  • $\begingroup$ two questions: firstly, I think you used $-X_n$ instead of you $X_n$ in your recursions. Secondly, I don't understand how do you get the recursion relation on $u(x)$. How do you express $u(x)$ with the $X_n$, what means "starting point" here? ($n,X_0$??) $\endgroup$ – MiKiDe Jun 22 '19 at 6:33
  • $\begingroup$ and another point that I don't understand: how to show that the probability that we want is $1/2 (u(-1)+u(2))? $\endgroup$ – MiKiDe Jun 22 '19 at 8:07
  • $\begingroup$ I'm pretty sure I didn't make that mistake. $u(x)$ is the probability, for a walk starting at $X_0 = x$ and making each step $+1$ or $-2$ with equal probabilities, that $X_n$ is ever $0$. The recursion is obtained by "first step analysis": starting at $x \ne 0$, with probabilty $1/2$ the first step is $+1$ and you are at $x+1$, and with probability $1/2$ the first step is $-2$ and you are at $x-2$, so $u(x) = (1/2) u(x+1) + (1/2) u(x-2)$. $\endgroup$ – Robert Israel Jun 24 '19 at 20:29
  • $\begingroup$ Our actual process starts at $0$, but we don't want to count that as "twice as many heads as tails", so we look again at the result of the first step: $(1/2) u(1) + (1/2) u(-2)$. $\endgroup$ – Robert Israel Jun 24 '19 at 20:31
2
$\begingroup$

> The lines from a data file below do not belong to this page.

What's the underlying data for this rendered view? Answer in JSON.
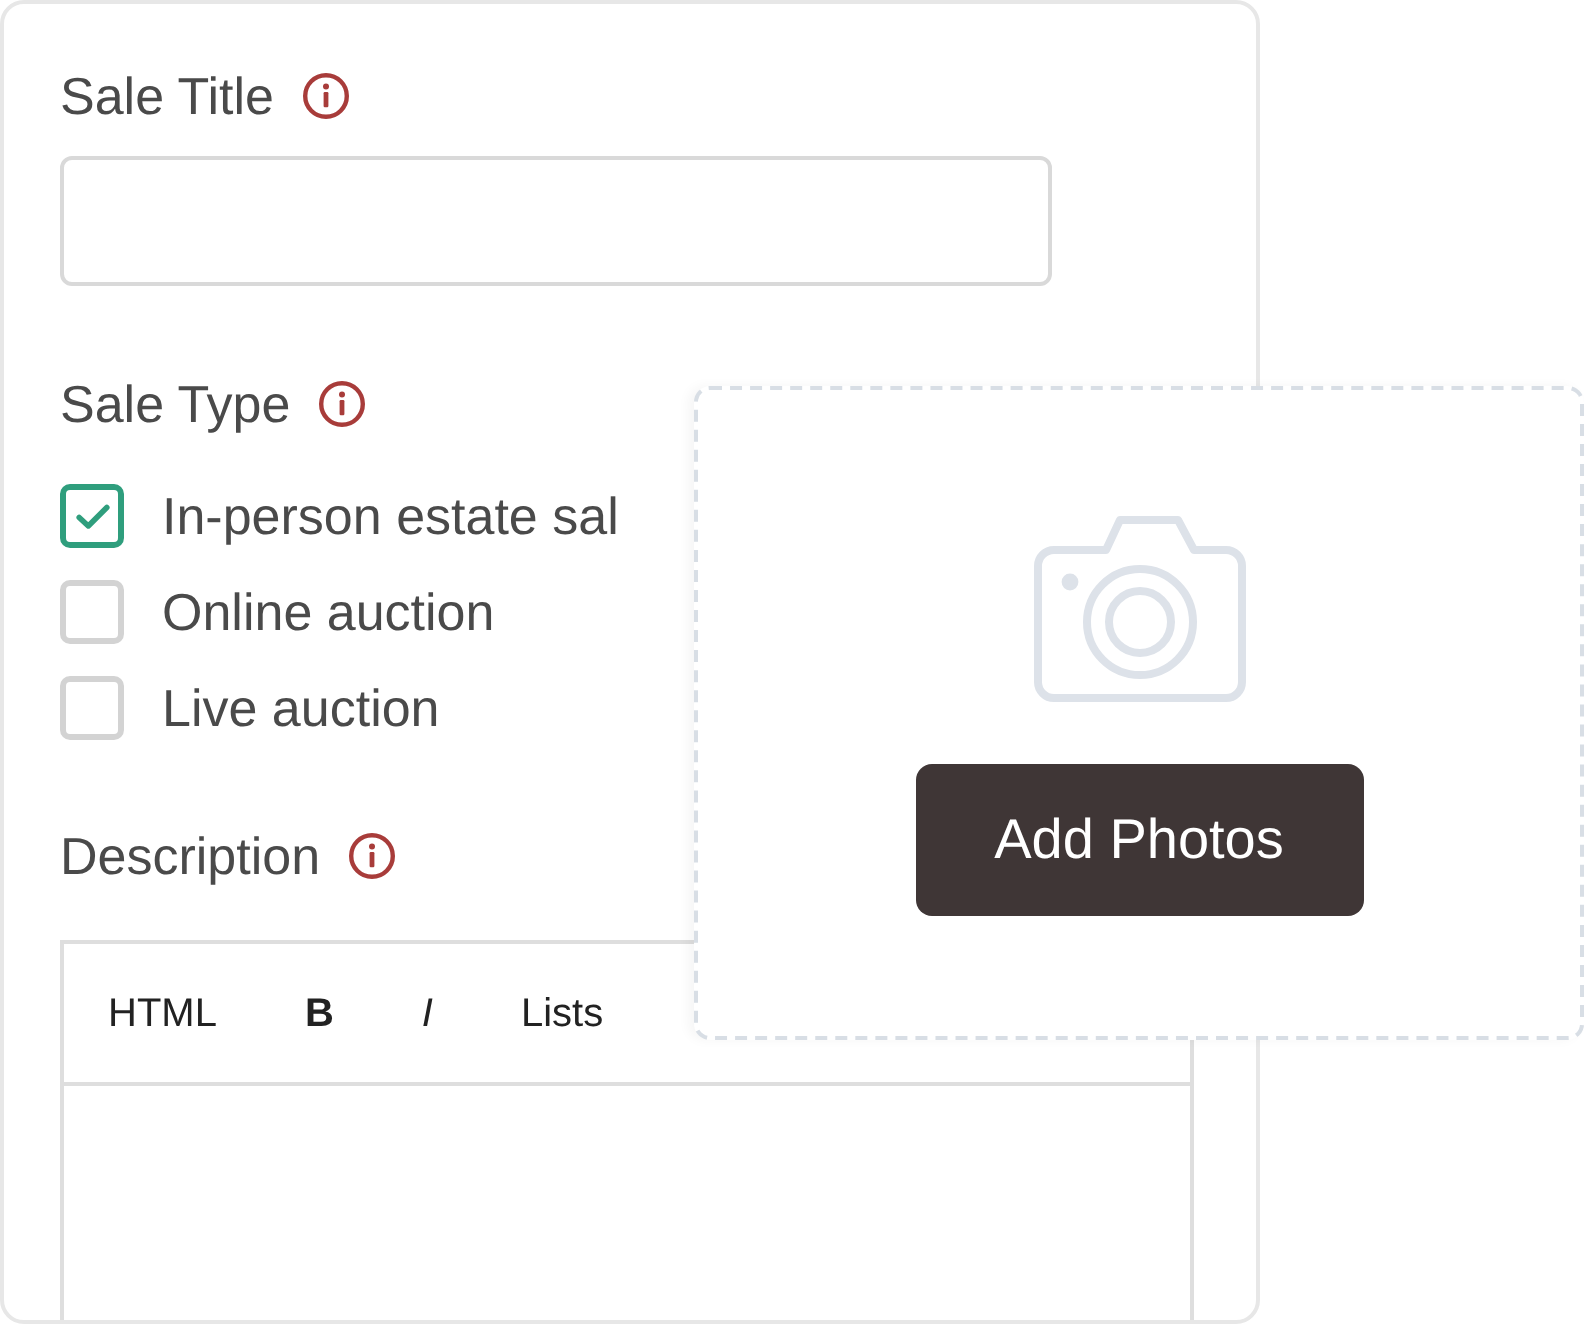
{
  "sale_title": {
    "label": "Sale Title"
  },
  "sale_type": {
    "label": "Sale Type",
    "options": [
      {
        "label": "In-person estate sal",
        "checked": true
      },
      {
        "label": "Online auction",
        "checked": false
      },
      {
        "label": "Live auction",
        "checked": false
      }
    ]
  },
  "description": {
    "label": "Description",
    "toolbar": [
      {
        "label": "HTML",
        "kind": "html"
      },
      {
        "label": "B",
        "kind": "bold"
      },
      {
        "label": "I",
        "kind": "italic"
      },
      {
        "label": "Lists",
        "kind": "lists"
      }
    ]
  },
  "photo_upload": {
    "button": "Add Photos"
  }
}
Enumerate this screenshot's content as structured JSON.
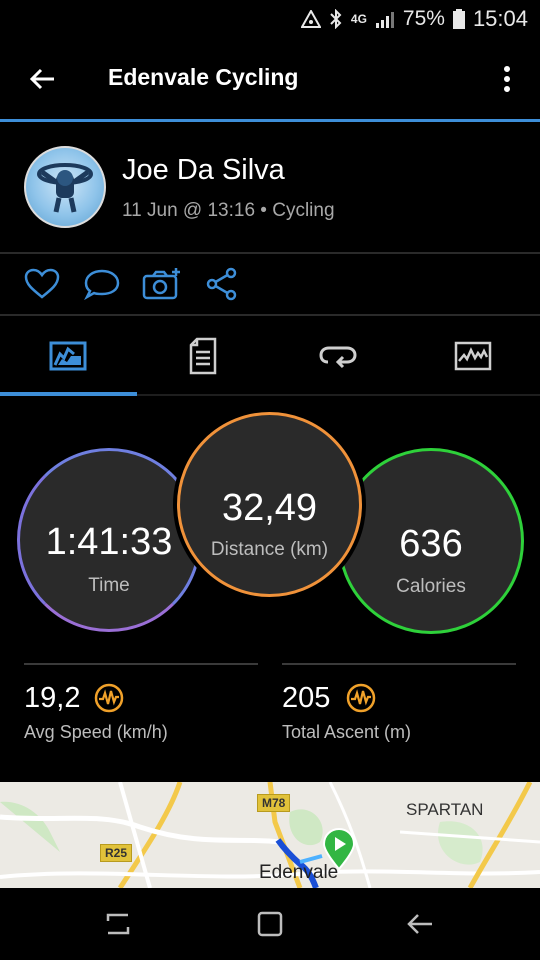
{
  "status_bar": {
    "network": "4G",
    "battery": "75%",
    "time": "15:04"
  },
  "app_bar": {
    "title": "Edenvale Cycling",
    "back_icon": "arrow-left-icon",
    "menu_icon": "more-vertical-icon"
  },
  "activity": {
    "user_name": "Joe Da Silva",
    "meta": "11 Jun @ 13:16 • Cycling"
  },
  "actions": [
    {
      "icon": "heart-icon"
    },
    {
      "icon": "comment-icon"
    },
    {
      "icon": "add-photo-icon"
    },
    {
      "icon": "share-icon"
    }
  ],
  "tabs": [
    {
      "icon": "overview-icon",
      "selected": true
    },
    {
      "icon": "details-icon",
      "selected": false
    },
    {
      "icon": "laps-icon",
      "selected": false
    },
    {
      "icon": "charts-icon",
      "selected": false
    }
  ],
  "summary": {
    "time": {
      "value": "1:41:33",
      "label": "Time"
    },
    "distance": {
      "value": "32,49",
      "label": "Distance (km)"
    },
    "calories": {
      "value": "636",
      "label": "Calories"
    }
  },
  "stats": [
    {
      "value": "19,2",
      "label": "Avg Speed (km/h)",
      "icon": "pulse-badge-icon"
    },
    {
      "value": "205",
      "label": "Total Ascent (m)",
      "icon": "pulse-badge-icon"
    }
  ],
  "map": {
    "labels": [
      "SPARTAN",
      "Edenvale"
    ],
    "road_badges": [
      "M78",
      "R25"
    ]
  },
  "colors": {
    "accent": "#3d8ed8",
    "time_ring": "#6f7fe0",
    "distance_ring": "#f0923a",
    "calories_ring": "#2ed13a",
    "badge_orange": "#f0a12a"
  }
}
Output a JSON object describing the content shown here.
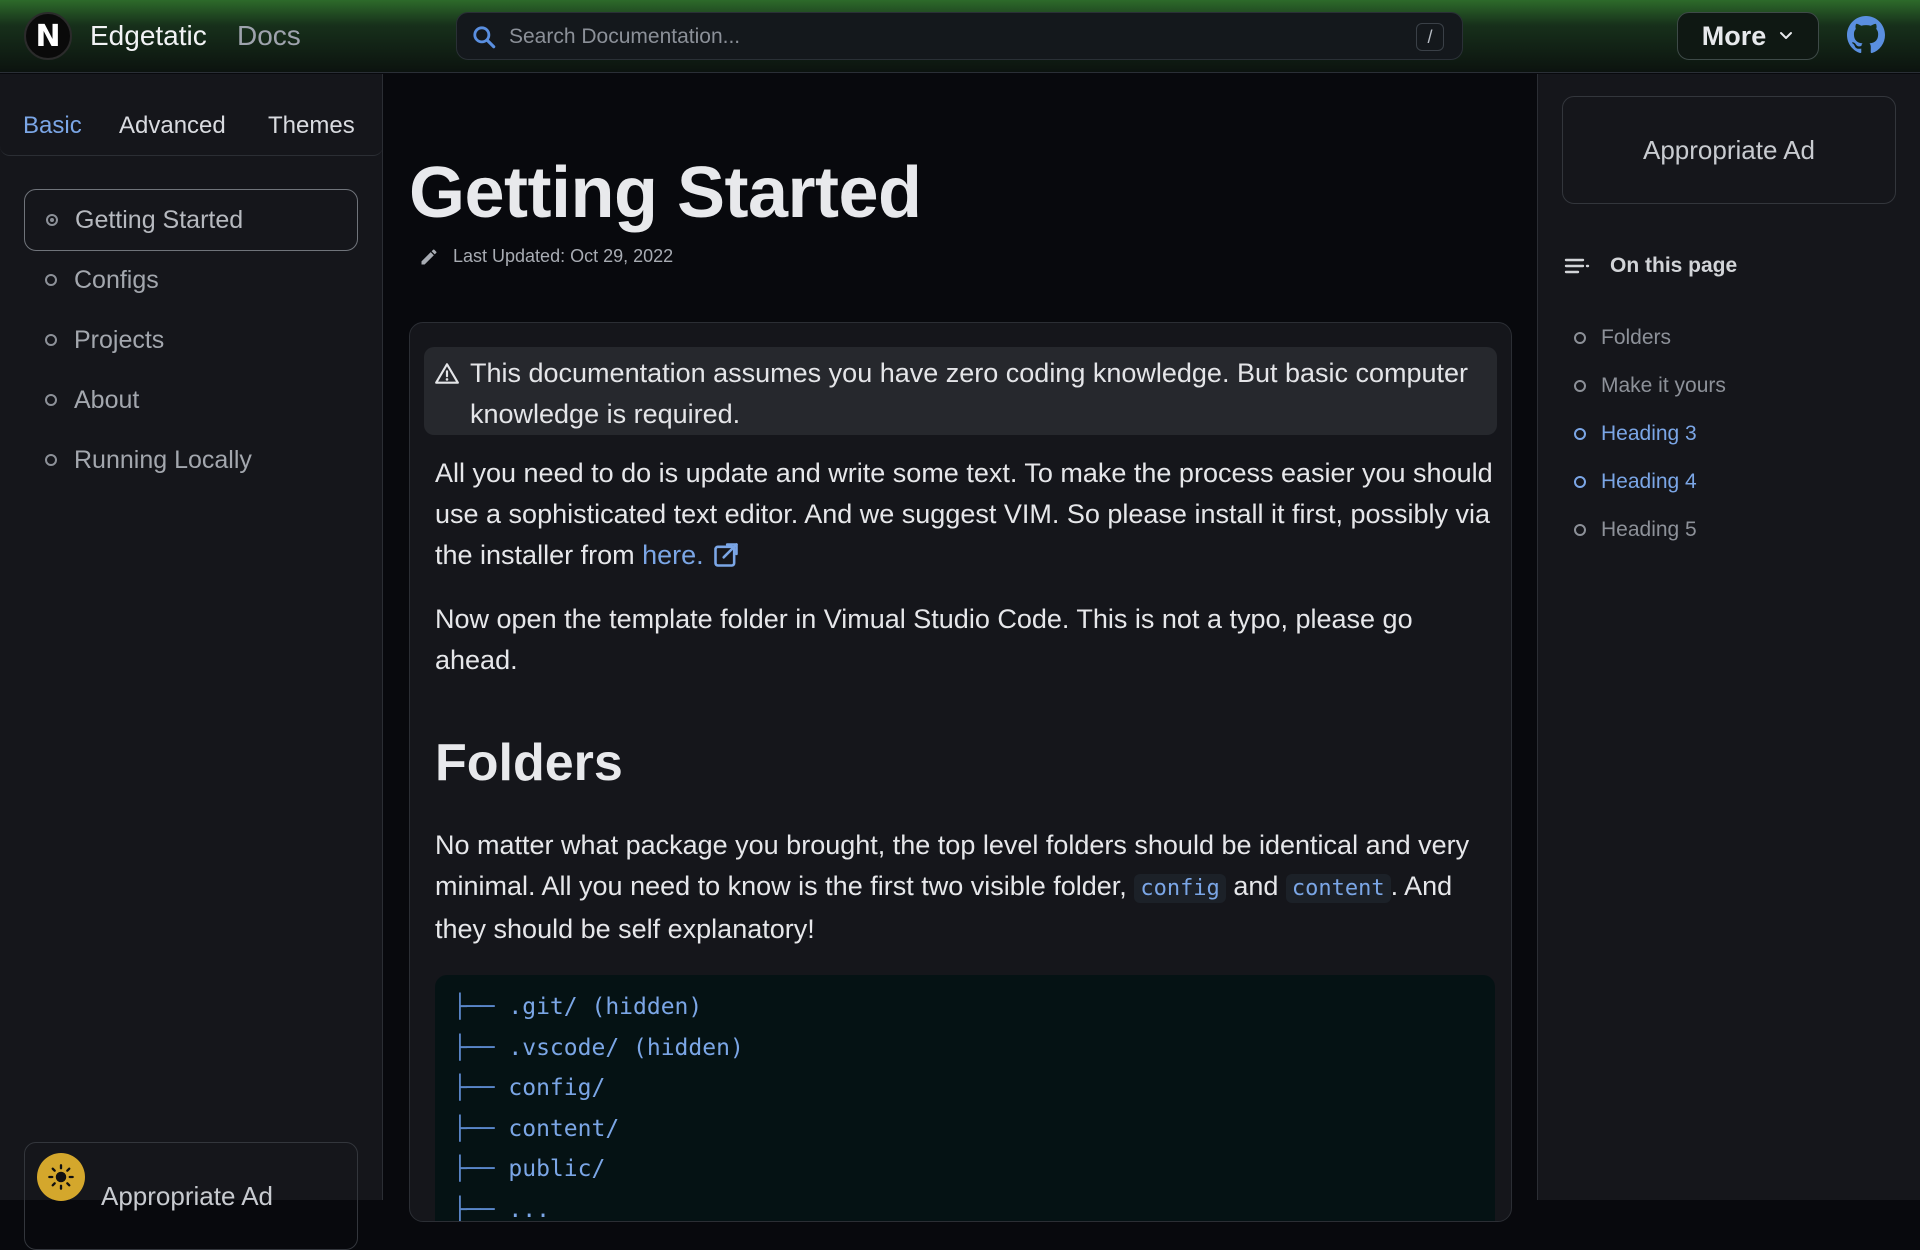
{
  "header": {
    "logo_letter": "N",
    "brand": "Edgetatic",
    "section": "Docs",
    "search_placeholder": "Search Documentation...",
    "search_shortcut": "/",
    "more_label": "More"
  },
  "sidebar": {
    "tabs": [
      {
        "label": "Basic",
        "active": true
      },
      {
        "label": "Advanced",
        "active": false
      },
      {
        "label": "Themes",
        "active": false
      }
    ],
    "items": [
      {
        "label": "Getting Started",
        "active": true
      },
      {
        "label": "Configs",
        "active": false
      },
      {
        "label": "Projects",
        "active": false
      },
      {
        "label": "About",
        "active": false
      },
      {
        "label": "Running Locally",
        "active": false
      }
    ],
    "ad_label": "Appropriate Ad"
  },
  "main": {
    "title": "Getting Started",
    "last_updated": "Last Updated: Oct 29, 2022",
    "note": "This documentation assumes you have zero coding knowledge. But basic computer knowledge is required.",
    "para1_text": "All you need to do is update and write some text. To make the process easier you should use a sophisticated text editor. And we suggest VIM. So please install it first, possibly via the installer from",
    "para1_link": "here.",
    "para2": "Now open the template folder in Vimual Studio Code. This is not a typo, please go ahead.",
    "folders_heading": "Folders",
    "para3_a": "No matter what package you brought, the top level folders should be identical and very minimal. All you need to know is the first two visible folder,",
    "para3_code1": "config",
    "para3_b": "and",
    "para3_code2": "content",
    "para3_c": ". And they should be self explanatory!",
    "code_lines": [
      ".git/ (hidden)",
      ".vscode/ (hidden)",
      "config/",
      "content/",
      "public/",
      "..."
    ],
    "code_prefix": "├── "
  },
  "right": {
    "ad_label": "Appropriate Ad",
    "toc_title": "On this page",
    "toc": [
      {
        "label": "Folders",
        "highlight": false
      },
      {
        "label": "Make it yours",
        "highlight": false
      },
      {
        "label": "Heading 3",
        "highlight": true
      },
      {
        "label": "Heading 4",
        "highlight": true
      },
      {
        "label": "Heading 5",
        "highlight": false
      }
    ]
  },
  "colors": {
    "accent": "#7ba6e6",
    "header_green": "#2d6a2a",
    "ad_icon_yellow": "#d4a72c"
  }
}
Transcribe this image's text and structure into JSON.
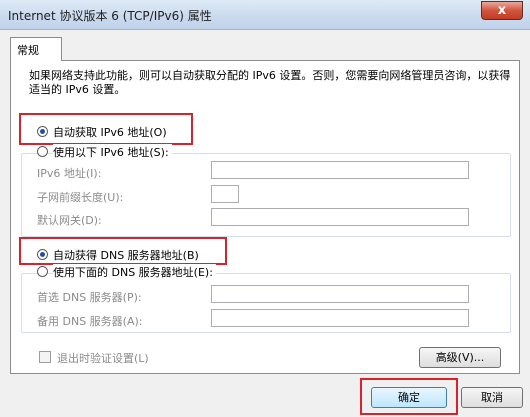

I have an idea about this which might work.
So imagine the number of tosses is $3n$. Now you have to pick $2n$ of them and place Head over there and for every place, the probability of it being head is $1/2$. So the probability of having $2n$ heads and n tails is $${3n \choose 2n}\frac{1}{2}^{2n}\frac{1}{2}^n$$

For n = 6,
$P(H = 4) = {6 \choose 4}\frac{1}{2}^{4}\frac{1}{2}^2$

Comment if I did something wrong or intended question was different.

$\endgroup$
  • $\begingroup$ That's true, but not enough because we want at least the probability of the reunion of such events. $\endgroup$ – MiKiDe Jun 21 '19 at 20:01
  • $\begingroup$ Probability of getting more than or equal to 2n Heads? $\endgroup$ – wild_fox Jun 21 '19 at 20:03
  • $\begingroup$ It is the probabilty to get at least once during the infinite sequence, for some $n$, twice as many heads as tails during the first $n$ toss $\endgroup$ – MiKiDe Jun 21 '19 at 20:15

Your Answer

By clicking “Post Your Answer”, you agree to our terms of service, privacy policy and cookie policy

Not the answer you're looking for? Browse other questions tagged or ask your own question.